A backup Quarterback is also mandatory. You have to have one. The best example is in the Indianapolis Colts. With Peyton Manning, they were a perennial playoff team that would always push for Superbowl contention. With out Peyton and they were the worst team in the NFL last year. Making it simple, loosing Peyton Manning devastated that team.

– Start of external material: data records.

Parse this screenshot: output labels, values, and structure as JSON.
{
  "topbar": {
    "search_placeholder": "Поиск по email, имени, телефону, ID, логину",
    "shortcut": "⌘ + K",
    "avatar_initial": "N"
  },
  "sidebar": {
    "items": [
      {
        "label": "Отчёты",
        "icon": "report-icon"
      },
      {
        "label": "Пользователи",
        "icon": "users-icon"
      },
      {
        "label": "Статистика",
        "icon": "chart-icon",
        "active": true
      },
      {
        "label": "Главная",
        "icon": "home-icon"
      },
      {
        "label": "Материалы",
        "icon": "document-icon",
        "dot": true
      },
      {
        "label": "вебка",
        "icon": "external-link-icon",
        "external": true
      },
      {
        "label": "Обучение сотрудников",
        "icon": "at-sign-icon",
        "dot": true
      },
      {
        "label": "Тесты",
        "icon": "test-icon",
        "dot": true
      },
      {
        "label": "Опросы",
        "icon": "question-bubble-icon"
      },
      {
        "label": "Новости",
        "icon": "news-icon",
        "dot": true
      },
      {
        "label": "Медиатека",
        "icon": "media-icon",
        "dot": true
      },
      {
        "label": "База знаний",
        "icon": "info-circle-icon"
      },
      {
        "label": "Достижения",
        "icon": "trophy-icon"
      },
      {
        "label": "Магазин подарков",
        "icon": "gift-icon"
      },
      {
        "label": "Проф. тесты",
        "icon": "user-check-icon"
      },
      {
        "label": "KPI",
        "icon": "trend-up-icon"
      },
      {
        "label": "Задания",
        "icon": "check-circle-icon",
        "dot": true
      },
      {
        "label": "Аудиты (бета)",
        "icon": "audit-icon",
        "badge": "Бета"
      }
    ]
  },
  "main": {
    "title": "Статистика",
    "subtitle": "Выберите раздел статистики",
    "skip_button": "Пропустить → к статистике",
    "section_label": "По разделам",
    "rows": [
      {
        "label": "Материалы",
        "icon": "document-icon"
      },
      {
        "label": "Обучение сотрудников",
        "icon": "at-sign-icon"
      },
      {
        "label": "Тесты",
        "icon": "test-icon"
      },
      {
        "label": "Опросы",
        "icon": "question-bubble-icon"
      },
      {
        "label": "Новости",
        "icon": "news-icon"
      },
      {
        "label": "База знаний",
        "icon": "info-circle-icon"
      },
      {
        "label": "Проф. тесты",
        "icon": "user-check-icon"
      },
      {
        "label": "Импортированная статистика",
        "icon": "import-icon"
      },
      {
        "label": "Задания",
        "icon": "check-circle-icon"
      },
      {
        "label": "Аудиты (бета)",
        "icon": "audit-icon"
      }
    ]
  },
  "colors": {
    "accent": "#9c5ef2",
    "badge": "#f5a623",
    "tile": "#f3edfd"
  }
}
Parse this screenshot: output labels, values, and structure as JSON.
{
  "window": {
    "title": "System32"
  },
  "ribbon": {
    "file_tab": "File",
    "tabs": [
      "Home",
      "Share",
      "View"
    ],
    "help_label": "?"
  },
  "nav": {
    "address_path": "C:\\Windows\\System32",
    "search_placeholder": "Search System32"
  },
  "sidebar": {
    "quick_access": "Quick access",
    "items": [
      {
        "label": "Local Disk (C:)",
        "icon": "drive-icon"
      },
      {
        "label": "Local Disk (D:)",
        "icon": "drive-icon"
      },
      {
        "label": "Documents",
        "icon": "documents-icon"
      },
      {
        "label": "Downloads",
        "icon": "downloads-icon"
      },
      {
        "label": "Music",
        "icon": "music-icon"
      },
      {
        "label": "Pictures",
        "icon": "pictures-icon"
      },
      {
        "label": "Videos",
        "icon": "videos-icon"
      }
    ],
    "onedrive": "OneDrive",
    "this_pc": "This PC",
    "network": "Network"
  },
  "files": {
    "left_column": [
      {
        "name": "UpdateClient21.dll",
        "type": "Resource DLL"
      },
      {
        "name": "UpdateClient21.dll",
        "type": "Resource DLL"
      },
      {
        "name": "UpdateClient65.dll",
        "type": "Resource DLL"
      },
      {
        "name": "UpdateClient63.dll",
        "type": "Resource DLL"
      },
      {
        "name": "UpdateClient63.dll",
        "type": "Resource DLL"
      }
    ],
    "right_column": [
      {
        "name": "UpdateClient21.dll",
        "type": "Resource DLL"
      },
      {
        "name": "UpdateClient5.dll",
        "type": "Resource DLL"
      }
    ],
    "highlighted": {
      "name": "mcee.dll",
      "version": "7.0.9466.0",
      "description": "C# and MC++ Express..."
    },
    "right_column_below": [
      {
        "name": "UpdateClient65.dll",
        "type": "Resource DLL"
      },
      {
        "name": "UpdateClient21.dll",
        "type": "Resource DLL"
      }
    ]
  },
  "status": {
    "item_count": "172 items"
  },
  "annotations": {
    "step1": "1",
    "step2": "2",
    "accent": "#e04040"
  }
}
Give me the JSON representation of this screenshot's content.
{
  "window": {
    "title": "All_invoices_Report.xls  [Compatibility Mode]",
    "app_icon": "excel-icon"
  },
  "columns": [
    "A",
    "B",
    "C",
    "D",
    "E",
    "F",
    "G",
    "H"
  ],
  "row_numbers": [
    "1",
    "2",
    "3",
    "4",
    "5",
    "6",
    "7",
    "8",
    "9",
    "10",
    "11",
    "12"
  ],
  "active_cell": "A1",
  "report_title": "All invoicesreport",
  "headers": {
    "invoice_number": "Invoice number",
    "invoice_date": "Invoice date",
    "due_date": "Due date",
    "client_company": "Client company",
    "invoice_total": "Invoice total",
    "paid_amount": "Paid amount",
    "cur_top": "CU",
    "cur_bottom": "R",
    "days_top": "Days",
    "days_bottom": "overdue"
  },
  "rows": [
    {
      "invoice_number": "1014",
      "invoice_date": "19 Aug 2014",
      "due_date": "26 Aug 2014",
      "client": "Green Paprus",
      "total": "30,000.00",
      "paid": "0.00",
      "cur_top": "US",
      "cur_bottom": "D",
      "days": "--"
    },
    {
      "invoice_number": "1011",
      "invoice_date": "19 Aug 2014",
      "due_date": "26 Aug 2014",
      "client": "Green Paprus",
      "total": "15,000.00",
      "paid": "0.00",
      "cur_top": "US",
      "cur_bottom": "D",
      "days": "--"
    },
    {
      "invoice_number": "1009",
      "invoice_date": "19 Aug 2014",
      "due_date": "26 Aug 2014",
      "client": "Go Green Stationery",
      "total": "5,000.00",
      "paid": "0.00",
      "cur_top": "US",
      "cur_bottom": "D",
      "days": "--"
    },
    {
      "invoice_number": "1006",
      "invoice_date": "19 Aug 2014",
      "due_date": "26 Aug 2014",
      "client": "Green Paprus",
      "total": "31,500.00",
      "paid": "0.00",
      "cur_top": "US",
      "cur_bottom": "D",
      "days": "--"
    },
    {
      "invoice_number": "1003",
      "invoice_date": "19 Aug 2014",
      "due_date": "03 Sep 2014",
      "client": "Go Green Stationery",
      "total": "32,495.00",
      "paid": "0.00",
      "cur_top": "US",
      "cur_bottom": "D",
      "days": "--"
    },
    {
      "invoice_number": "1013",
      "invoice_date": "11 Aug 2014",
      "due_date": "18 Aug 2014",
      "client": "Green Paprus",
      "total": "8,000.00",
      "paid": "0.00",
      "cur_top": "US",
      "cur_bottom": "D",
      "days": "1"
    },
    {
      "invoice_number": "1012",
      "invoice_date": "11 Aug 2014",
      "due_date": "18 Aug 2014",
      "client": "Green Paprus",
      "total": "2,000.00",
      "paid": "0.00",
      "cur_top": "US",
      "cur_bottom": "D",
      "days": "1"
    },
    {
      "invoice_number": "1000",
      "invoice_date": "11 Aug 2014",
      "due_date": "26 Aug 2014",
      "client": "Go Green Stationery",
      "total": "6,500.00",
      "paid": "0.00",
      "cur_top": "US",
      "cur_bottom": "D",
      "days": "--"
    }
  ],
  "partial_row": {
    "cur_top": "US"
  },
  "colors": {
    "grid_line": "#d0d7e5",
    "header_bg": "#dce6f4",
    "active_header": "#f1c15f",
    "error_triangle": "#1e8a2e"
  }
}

The Dallas Cowboys needed a backup Quarterback. An insurance plan in case something happened to Tony Romo. Why? First because Jon Kitna retired. After fifteen seasons he hung up his cleats and rode into the sunset. Also, you have to consider what the Colts didn’t. What if…? The quarterback is considered to be the most important part of your team. And then look at Tony Romo. He has not went through out his career without injuries. And when you play in the NFL for this long, at quarterback no less, with the lack of protection at times that he had, injuries will come. While Romo has proven that he is tough, he has been knocked down and sometimes has missed games.
In 2008, Romo missed three games with a broken finger. Brad Johnson went 1-2 in his absence. In the last game of the season, Romo was seen in the Eagles visiting team locker room collapsed on the floor with an apparent rib injury. No word was given when it happened or how long he played with it. In 2010, Romo missed the rest of the season with a broken Clavicle. Jon Kitna went 4-5 in the nine games that Tony Romo missed. Last year against the 49ers, Romo suffered a broken rib and a punctured lung. While he did not miss any time, this injury affected him for most of the year. In week 16, Romo bruised his throwing hand when it hit the opposing players helmet. Romo left that game and the Cowboys went on to lose that game.

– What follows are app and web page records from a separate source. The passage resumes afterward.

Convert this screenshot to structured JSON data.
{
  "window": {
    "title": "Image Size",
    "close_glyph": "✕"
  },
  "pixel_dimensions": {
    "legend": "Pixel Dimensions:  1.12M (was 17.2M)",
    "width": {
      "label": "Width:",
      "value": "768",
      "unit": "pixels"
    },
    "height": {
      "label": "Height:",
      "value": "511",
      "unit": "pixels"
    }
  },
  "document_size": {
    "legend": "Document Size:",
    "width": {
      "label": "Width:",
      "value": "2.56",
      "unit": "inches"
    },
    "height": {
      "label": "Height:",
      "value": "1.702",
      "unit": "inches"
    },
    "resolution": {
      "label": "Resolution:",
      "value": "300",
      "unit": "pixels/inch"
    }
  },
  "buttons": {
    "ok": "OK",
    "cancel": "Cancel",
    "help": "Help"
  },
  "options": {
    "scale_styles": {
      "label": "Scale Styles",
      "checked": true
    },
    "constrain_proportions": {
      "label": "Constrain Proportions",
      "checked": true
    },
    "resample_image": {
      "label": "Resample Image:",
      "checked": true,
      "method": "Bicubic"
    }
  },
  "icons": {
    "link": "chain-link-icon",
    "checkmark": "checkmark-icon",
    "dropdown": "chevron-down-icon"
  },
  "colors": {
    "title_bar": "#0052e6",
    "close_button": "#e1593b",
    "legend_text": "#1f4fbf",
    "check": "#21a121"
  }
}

This brings me to Kyle Orton. A good backup Quarterback and insurance plan should be counted on when you need it. In 2005, Kyle Orton proved that he can come in and perform when your Quarterback is injured. He went 10-5 for the Bears that year playing for the injured Rex Grossman. Last year, he was 2-1 for the Chiefs when he was picked up to play for the injured Matt Cassell.

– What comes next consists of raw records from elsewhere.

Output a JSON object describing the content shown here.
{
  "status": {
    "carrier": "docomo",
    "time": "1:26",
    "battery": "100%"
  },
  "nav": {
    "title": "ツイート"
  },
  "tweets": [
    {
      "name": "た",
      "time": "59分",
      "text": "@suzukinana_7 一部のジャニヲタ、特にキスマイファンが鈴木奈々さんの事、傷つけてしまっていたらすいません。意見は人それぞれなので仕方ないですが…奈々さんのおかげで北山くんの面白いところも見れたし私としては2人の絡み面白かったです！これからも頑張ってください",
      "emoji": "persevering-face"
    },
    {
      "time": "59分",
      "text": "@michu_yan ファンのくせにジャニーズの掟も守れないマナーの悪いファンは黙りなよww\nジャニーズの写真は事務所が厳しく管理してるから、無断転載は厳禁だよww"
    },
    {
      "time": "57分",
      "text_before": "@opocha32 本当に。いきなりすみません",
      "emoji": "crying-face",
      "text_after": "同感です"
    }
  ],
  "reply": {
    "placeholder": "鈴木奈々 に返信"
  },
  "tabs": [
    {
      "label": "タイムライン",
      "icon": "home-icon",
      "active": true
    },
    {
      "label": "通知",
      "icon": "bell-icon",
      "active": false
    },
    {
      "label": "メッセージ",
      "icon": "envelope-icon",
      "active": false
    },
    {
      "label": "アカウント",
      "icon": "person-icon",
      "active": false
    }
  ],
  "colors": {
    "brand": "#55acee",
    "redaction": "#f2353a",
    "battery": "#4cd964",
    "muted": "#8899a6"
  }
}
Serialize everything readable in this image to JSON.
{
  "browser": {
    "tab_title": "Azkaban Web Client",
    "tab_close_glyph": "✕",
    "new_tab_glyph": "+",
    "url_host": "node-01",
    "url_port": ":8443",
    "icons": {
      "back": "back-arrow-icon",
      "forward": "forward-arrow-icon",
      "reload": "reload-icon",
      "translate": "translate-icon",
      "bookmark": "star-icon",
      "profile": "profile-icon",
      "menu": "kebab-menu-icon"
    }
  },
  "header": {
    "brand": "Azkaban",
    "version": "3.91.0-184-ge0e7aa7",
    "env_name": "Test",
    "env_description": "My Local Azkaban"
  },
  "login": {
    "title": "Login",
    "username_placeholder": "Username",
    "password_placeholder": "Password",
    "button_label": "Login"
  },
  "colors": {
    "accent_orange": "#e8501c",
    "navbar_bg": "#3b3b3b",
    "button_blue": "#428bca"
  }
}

Can he throw the ball and play the Quarterback position? Kyle Orton has a career passer rating of 79.4. That ranks 65th in the NFL for a career. Kyle Orton has a better passer rating than the guy he is replacing. Jon Kitna had a passer rating of 77.4. To put those number in better perspective, The Great John Elway only had a passer rating of 79.9. Interesting to note that Kyle Orton has a better career passer rating than at least six starters going into next season. And what about his completion rating? He is doing well in that category as well. He stacks up well against almost all the QBs in the NFC East. Orton has a career passing completion percentage of 58.3. This is slightly below Eli Mannings 58.4 and above Vick at a 56 and Rex Grossman with a 55.2. In case you are wondering, Tony Romo is at a 64.5 completion percentage.
But does Kyle Orton come at a good price? And does it come with Value. Yes. Kyle Orton signed a three-year deal worth $10.5 million dollars. This ranks 46th among all Quarterbacks that are currently in the NFL. This is very good considering that he is ranked as the NFLs best backup QB in the league and is better than some of the starters.
Indeed, you need a good insurance plan. You need it for competition purposes and for those “just in case” moments. You do not pay for it for what happens, but for what might happen. You hope that he never sees the field unless it is in mop up duty. And even without playing he might be the best money you ever spent. The best investment you never cash in on. He is your Insurance plan.